VII.                 Academic Sources –
A.   Scholarly (another way of putting it)
B.    Juried
C.   University Press
D.   Academic Journals
E.    New York Times, Wall Street Journal
F.    Primary – an expert in field or someone who has expertise and experience
G.   Or material written historically recording events, feelings or trends
H.   Or raw statistics gathered in an acceptable academic methodical manner

VIII.                Demographics- anything you can put a number to. Identifies tendencies, trends,
 attitudes, make-up of a group, individual, audience, market or society.
A. Age- chronological actual age
B. Gender- Male and female tendencies or psychological (Sex is physiological)
C. Psychographics
Psychographics- anything else you can put a number to. Group affiliation, income, household income, education level, people in household, visits to fast food, own a car, own a computer, ethnic affiliation, racial identification, church attended and how often, religious affiliation, and so on…Psychographics are usually self identified, meaning they represent what the individuals feels or who they think they are, and therefore reflect their mind more than economic or physical reality. It is the mind that has the strongest impact on who we are and how we think.


Reggie BC 550 said...

Thank you for the study materials.

Anonymous said...

I think this was very helpful. The part about questions and answers was good.

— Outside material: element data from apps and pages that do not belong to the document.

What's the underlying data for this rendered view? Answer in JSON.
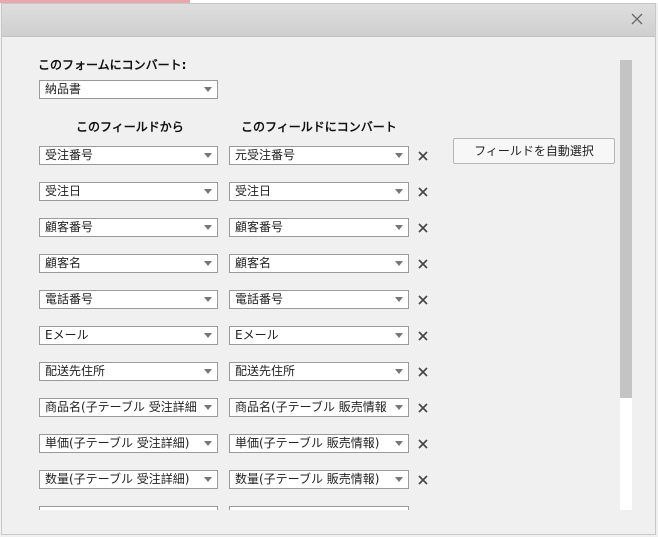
{
  "dialog": {
    "close_icon": "close-icon"
  },
  "target_form": {
    "label": "このフォームにコンバート:",
    "selected": "納品書"
  },
  "columns": {
    "from": "このフィールドから",
    "to": "このフィールドにコンバート"
  },
  "auto_select_label": "フィールドを自動選択",
  "rows": [
    {
      "from": "受注番号",
      "to": "元受注番号"
    },
    {
      "from": "受注日",
      "to": "受注日"
    },
    {
      "from": "顧客番号",
      "to": "顧客番号"
    },
    {
      "from": "顧客名",
      "to": "顧客名"
    },
    {
      "from": "電話番号",
      "to": "電話番号"
    },
    {
      "from": "Eメール",
      "to": "Eメール"
    },
    {
      "from": "配送先住所",
      "to": "配送先住所"
    },
    {
      "from": "商品名(子テーブル 受注詳細)",
      "to": "商品名(子テーブル 販売情報)"
    },
    {
      "from": "単価(子テーブル 受注詳細)",
      "to": "単価(子テーブル 販売情報)"
    },
    {
      "from": "数量(子テーブル 受注詳細)",
      "to": "数量(子テーブル 販売情報)"
    },
    {
      "from": "",
      "to": ""
    }
  ]
}
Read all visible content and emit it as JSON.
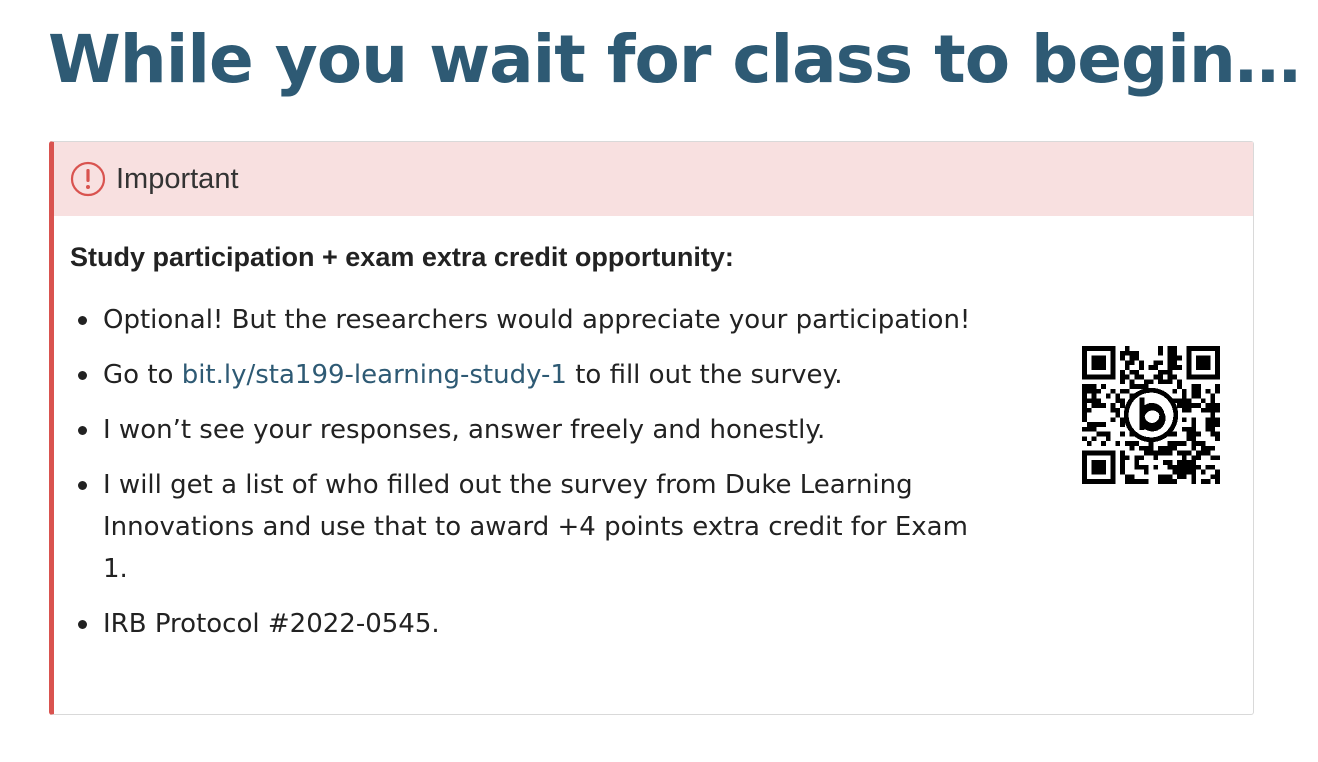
{
  "title": "While you wait for class to begin…",
  "callout": {
    "label": "Important",
    "heading": "Study participation + exam extra credit opportunity:",
    "bullets": {
      "b1": "Optional! But the researchers would appreciate your participation!",
      "b2_prefix": "Go to ",
      "b2_link": "bit.ly/sta199-learning-study-1",
      "b2_suffix": " to fill out the survey.",
      "b3": "I won’t see your responses, answer freely and honestly.",
      "b4": "I will get a list of who filled out the survey from Duke Learning Innovations and use that to award +4 points extra credit for Exam 1.",
      "b5": "IRB Protocol #2022-0545."
    }
  },
  "colors": {
    "title": "#2e5a74",
    "accent_border": "#d9534f",
    "header_bg": "#f8e0e0",
    "link": "#2e5a74"
  },
  "icons": {
    "alert": "exclamation-circle-icon",
    "qr": "qr-code-icon"
  }
}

I learner a lot especially about if you don't know the answer it is okay to say that. Gwen Dennett com 101 sec4255